▶ EXERCISE DIRECTIONS: Can you pull out each line of the data below that includes the word "JSON"?

Items from an interface collection:
════
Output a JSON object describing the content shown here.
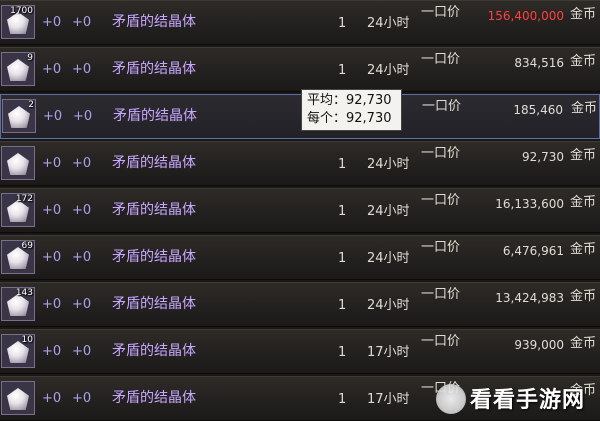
{
  "tooltip": {
    "line1": "平均：92,730",
    "line2": "每个：92,730"
  },
  "columns": {
    "mode_label": "一口价",
    "currency_label": "金币"
  },
  "watermark": {
    "text": "看看手游网"
  },
  "colors": {
    "high_price": "#ff4040",
    "normal_price": "#e0dbd2",
    "name": "#c9a6ff"
  },
  "rows": [
    {
      "qty": "1700",
      "plus1": "+0",
      "plus2": "+0",
      "name": "矛盾的结晶体",
      "count": "1",
      "time": "24小时",
      "price": "156,400,000",
      "price_style": "high"
    },
    {
      "qty": "9",
      "plus1": "+0",
      "plus2": "+0",
      "name": "矛盾的结晶体",
      "count": "1",
      "time": "24小时",
      "price": "834,516",
      "price_style": "normal"
    },
    {
      "qty": "2",
      "plus1": "+0",
      "plus2": "+0",
      "name": "矛盾的结晶体",
      "count": "1",
      "time": "时",
      "price": "185,460",
      "price_style": "normal",
      "selected": true
    },
    {
      "qty": "",
      "plus1": "+0",
      "plus2": "+0",
      "name": "矛盾的结晶体",
      "count": "1",
      "time": "24小时",
      "price": "92,730",
      "price_style": "normal"
    },
    {
      "qty": "172",
      "plus1": "+0",
      "plus2": "+0",
      "name": "矛盾的结晶体",
      "count": "1",
      "time": "24小时",
      "price": "16,133,600",
      "price_style": "normal"
    },
    {
      "qty": "69",
      "plus1": "+0",
      "plus2": "+0",
      "name": "矛盾的结晶体",
      "count": "1",
      "time": "24小时",
      "price": "6,476,961",
      "price_style": "normal"
    },
    {
      "qty": "143",
      "plus1": "+0",
      "plus2": "+0",
      "name": "矛盾的结晶体",
      "count": "1",
      "time": "24小时",
      "price": "13,424,983",
      "price_style": "normal"
    },
    {
      "qty": "10",
      "plus1": "+0",
      "plus2": "+0",
      "name": "矛盾的结晶体",
      "count": "1",
      "time": "17小时",
      "price": "939,000",
      "price_style": "normal"
    },
    {
      "qty": "",
      "plus1": "+0",
      "plus2": "+0",
      "name": "矛盾的结晶体",
      "count": "1",
      "time": "17小时",
      "price": "",
      "price_style": "normal"
    }
  ]
}
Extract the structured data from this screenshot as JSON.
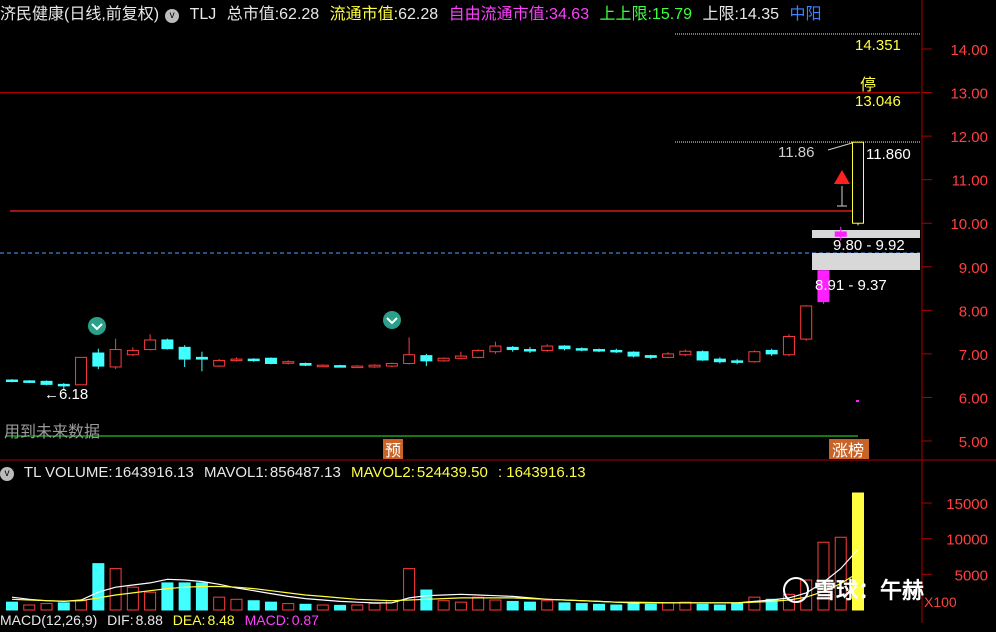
{
  "header": {
    "stock_name": "济民健康(日线,前复权)",
    "indicator": "TLJ",
    "total_mcap_label": "总市值:",
    "total_mcap": "62.28",
    "float_mcap_label": "流通市值:",
    "float_mcap": "62.28",
    "free_float_label": "自由流通市值:",
    "free_float": "34.63",
    "upper_limit2_label": "上上限:",
    "upper_limit2": "15.79",
    "upper_limit_label": "上限:",
    "upper_limit": "14.35",
    "truncated_label": "中阳"
  },
  "price_axis": {
    "ticks": [
      "14.00",
      "13.00",
      "12.00",
      "11.00",
      "10.00",
      "9.00",
      "8.00",
      "7.00",
      "6.00",
      "5.00"
    ]
  },
  "price_labels": {
    "level_14": "14.351",
    "stop_char": "停",
    "level_13": "13.046",
    "high_left": "11.86",
    "high_right": "11.860",
    "gap_upper": "9.80 - 9.92",
    "gap_lower": "8.91 - 9.37",
    "low_marker": "6.18",
    "future_data_note": "用到未来数据",
    "pre_tag": "预",
    "limit_up_tag": "涨榜"
  },
  "volume_header": {
    "name": "TL VOLUME:",
    "volume": "1643916.13",
    "mavol1_label": "MAVOL1:",
    "mavol1": "856487.13",
    "mavol2_label": "MAVOL2:",
    "mavol2": "524439.50",
    "extra": ": 1643916.13"
  },
  "volume_axis": {
    "ticks": [
      "15000",
      "10000",
      "5000"
    ],
    "unit": "X100"
  },
  "macd_header": {
    "name": "MACD(12,26,9)",
    "dif_label": "DIF:",
    "dif": "8.88",
    "dea_label": "DEA:",
    "dea": "8.48",
    "macd_label": "MACD:",
    "macd": "0.87"
  },
  "watermark": "雪球：午赫",
  "colors": {
    "up": "#ff3b3b",
    "down": "#40ffff",
    "limit": "#ff20ff",
    "ma1": "#ffffff",
    "ma2": "#ffff40",
    "grid": "#b00000"
  },
  "chart_data": {
    "type": "candlestick",
    "x_label": "",
    "y_range": [
      4.7,
      14.5
    ],
    "candles": [
      {
        "o": 6.4,
        "c": 6.38,
        "h": 6.42,
        "l": 6.35
      },
      {
        "o": 6.38,
        "c": 6.36,
        "h": 6.4,
        "l": 6.33
      },
      {
        "o": 6.37,
        "c": 6.3,
        "h": 6.39,
        "l": 6.28
      },
      {
        "o": 6.3,
        "c": 6.29,
        "h": 6.33,
        "l": 6.18
      },
      {
        "o": 6.29,
        "c": 6.92,
        "h": 6.92,
        "l": 6.29
      },
      {
        "o": 7.02,
        "c": 6.72,
        "h": 7.12,
        "l": 6.65
      },
      {
        "o": 6.7,
        "c": 7.1,
        "h": 7.35,
        "l": 6.65
      },
      {
        "o": 6.98,
        "c": 7.08,
        "h": 7.15,
        "l": 6.95
      },
      {
        "o": 7.1,
        "c": 7.32,
        "h": 7.45,
        "l": 7.08
      },
      {
        "o": 7.32,
        "c": 7.12,
        "h": 7.35,
        "l": 7.1
      },
      {
        "o": 7.15,
        "c": 6.88,
        "h": 7.2,
        "l": 6.7
      },
      {
        "o": 6.92,
        "c": 6.88,
        "h": 7.05,
        "l": 6.6
      },
      {
        "o": 6.72,
        "c": 6.85,
        "h": 6.88,
        "l": 6.7
      },
      {
        "o": 6.85,
        "c": 6.88,
        "h": 6.92,
        "l": 6.82
      },
      {
        "o": 6.88,
        "c": 6.86,
        "h": 6.9,
        "l": 6.82
      },
      {
        "o": 6.9,
        "c": 6.78,
        "h": 6.92,
        "l": 6.76
      },
      {
        "o": 6.8,
        "c": 6.82,
        "h": 6.85,
        "l": 6.76
      },
      {
        "o": 6.78,
        "c": 6.74,
        "h": 6.8,
        "l": 6.72
      },
      {
        "o": 6.72,
        "c": 6.74,
        "h": 6.76,
        "l": 6.7
      },
      {
        "o": 6.73,
        "c": 6.72,
        "h": 6.75,
        "l": 6.7
      },
      {
        "o": 6.72,
        "c": 6.72,
        "h": 6.74,
        "l": 6.7
      },
      {
        "o": 6.7,
        "c": 6.74,
        "h": 6.76,
        "l": 6.68
      },
      {
        "o": 6.72,
        "c": 6.78,
        "h": 6.8,
        "l": 6.7
      },
      {
        "o": 6.78,
        "c": 6.98,
        "h": 7.38,
        "l": 6.76
      },
      {
        "o": 6.96,
        "c": 6.84,
        "h": 7.0,
        "l": 6.72
      },
      {
        "o": 6.84,
        "c": 6.9,
        "h": 6.92,
        "l": 6.82
      },
      {
        "o": 6.9,
        "c": 6.95,
        "h": 7.05,
        "l": 6.88
      },
      {
        "o": 6.92,
        "c": 7.08,
        "h": 7.1,
        "l": 6.9
      },
      {
        "o": 7.05,
        "c": 7.18,
        "h": 7.28,
        "l": 7.0
      },
      {
        "o": 7.15,
        "c": 7.1,
        "h": 7.18,
        "l": 7.05
      },
      {
        "o": 7.1,
        "c": 7.08,
        "h": 7.16,
        "l": 7.02
      },
      {
        "o": 7.08,
        "c": 7.18,
        "h": 7.22,
        "l": 7.05
      },
      {
        "o": 7.18,
        "c": 7.12,
        "h": 7.2,
        "l": 7.08
      },
      {
        "o": 7.12,
        "c": 7.1,
        "h": 7.15,
        "l": 7.06
      },
      {
        "o": 7.1,
        "c": 7.08,
        "h": 7.12,
        "l": 7.04
      },
      {
        "o": 7.08,
        "c": 7.06,
        "h": 7.12,
        "l": 7.02
      },
      {
        "o": 7.04,
        "c": 6.95,
        "h": 7.06,
        "l": 6.92
      },
      {
        "o": 6.96,
        "c": 6.92,
        "h": 6.98,
        "l": 6.88
      },
      {
        "o": 6.92,
        "c": 7.0,
        "h": 7.04,
        "l": 6.9
      },
      {
        "o": 6.98,
        "c": 7.06,
        "h": 7.1,
        "l": 6.95
      },
      {
        "o": 7.05,
        "c": 6.86,
        "h": 7.08,
        "l": 6.84
      },
      {
        "o": 6.88,
        "c": 6.82,
        "h": 6.92,
        "l": 6.78
      },
      {
        "o": 6.84,
        "c": 6.82,
        "h": 6.88,
        "l": 6.76
      },
      {
        "o": 6.82,
        "c": 7.05,
        "h": 7.08,
        "l": 6.8
      },
      {
        "o": 7.08,
        "c": 7.0,
        "h": 7.12,
        "l": 6.95
      },
      {
        "o": 6.98,
        "c": 7.4,
        "h": 7.45,
        "l": 6.95
      },
      {
        "o": 7.34,
        "c": 8.1,
        "h": 8.12,
        "l": 7.3
      },
      {
        "o": 8.2,
        "c": 8.91,
        "h": 8.91,
        "l": 8.15
      },
      {
        "o": 9.7,
        "c": 9.8,
        "h": 9.92,
        "l": 9.6
      },
      {
        "o": 10.0,
        "c": 11.86,
        "h": 11.86,
        "l": 9.95
      }
    ],
    "volumes": [
      {
        "v": 1100,
        "up": false
      },
      {
        "v": 700,
        "up": true
      },
      {
        "v": 900,
        "up": true
      },
      {
        "v": 1000,
        "up": false
      },
      {
        "v": 1300,
        "up": true
      },
      {
        "v": 6500,
        "up": false
      },
      {
        "v": 5800,
        "up": true
      },
      {
        "v": 3200,
        "up": true
      },
      {
        "v": 2500,
        "up": true
      },
      {
        "v": 3800,
        "up": false
      },
      {
        "v": 3800,
        "up": false
      },
      {
        "v": 3800,
        "up": false
      },
      {
        "v": 1800,
        "up": true
      },
      {
        "v": 1500,
        "up": true
      },
      {
        "v": 1300,
        "up": false
      },
      {
        "v": 1100,
        "up": false
      },
      {
        "v": 900,
        "up": true
      },
      {
        "v": 800,
        "up": false
      },
      {
        "v": 700,
        "up": true
      },
      {
        "v": 650,
        "up": false
      },
      {
        "v": 700,
        "up": true
      },
      {
        "v": 900,
        "up": true
      },
      {
        "v": 1300,
        "up": true
      },
      {
        "v": 5800,
        "up": true
      },
      {
        "v": 2800,
        "up": false
      },
      {
        "v": 1300,
        "up": true
      },
      {
        "v": 1100,
        "up": true
      },
      {
        "v": 1800,
        "up": true
      },
      {
        "v": 1400,
        "up": true
      },
      {
        "v": 1200,
        "up": false
      },
      {
        "v": 1100,
        "up": false
      },
      {
        "v": 1300,
        "up": true
      },
      {
        "v": 1000,
        "up": false
      },
      {
        "v": 900,
        "up": false
      },
      {
        "v": 800,
        "up": false
      },
      {
        "v": 700,
        "up": false
      },
      {
        "v": 900,
        "up": false
      },
      {
        "v": 800,
        "up": false
      },
      {
        "v": 1000,
        "up": true
      },
      {
        "v": 1100,
        "up": true
      },
      {
        "v": 800,
        "up": false
      },
      {
        "v": 700,
        "up": false
      },
      {
        "v": 900,
        "up": false
      },
      {
        "v": 1800,
        "up": true
      },
      {
        "v": 1500,
        "up": false
      },
      {
        "v": 2200,
        "up": true
      },
      {
        "v": 4200,
        "up": true
      },
      {
        "v": 9500,
        "up": true
      },
      {
        "v": 10200,
        "up": true
      },
      {
        "v": 16400,
        "up": true
      }
    ],
    "volume_range": [
      0,
      17500
    ],
    "mavol1": [
      1800,
      1500,
      1300,
      1200,
      1400,
      2500,
      3200,
      3500,
      3800,
      4300,
      4200,
      4000,
      3600,
      3100,
      2700,
      2300,
      1900,
      1600,
      1400,
      1200,
      1100,
      1000,
      1000,
      1700,
      2000,
      2100,
      2200,
      2100,
      2000,
      1900,
      1700,
      1500,
      1400,
      1300,
      1200,
      1100,
      1000,
      1000,
      1000,
      1000,
      1000,
      1000,
      1000,
      1200,
      1400,
      1700,
      2400,
      3900,
      5800,
      8500
    ],
    "mavol2": [
      1500,
      1400,
      1300,
      1250,
      1300,
      1700,
      2100,
      2400,
      2700,
      3000,
      3200,
      3300,
      3300,
      3200,
      3000,
      2700,
      2400,
      2100,
      1900,
      1700,
      1500,
      1400,
      1300,
      1400,
      1500,
      1600,
      1700,
      1700,
      1700,
      1700,
      1600,
      1500,
      1400,
      1300,
      1200,
      1100,
      1100,
      1050,
      1000,
      1000,
      1000,
      1000,
      1000,
      1100,
      1200,
      1400,
      1800,
      2600,
      3700,
      5200
    ]
  }
}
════
▶ ANSWER:
Output a JSON object describing the content shown here.
Extract the structured data from this screenshot as JSON.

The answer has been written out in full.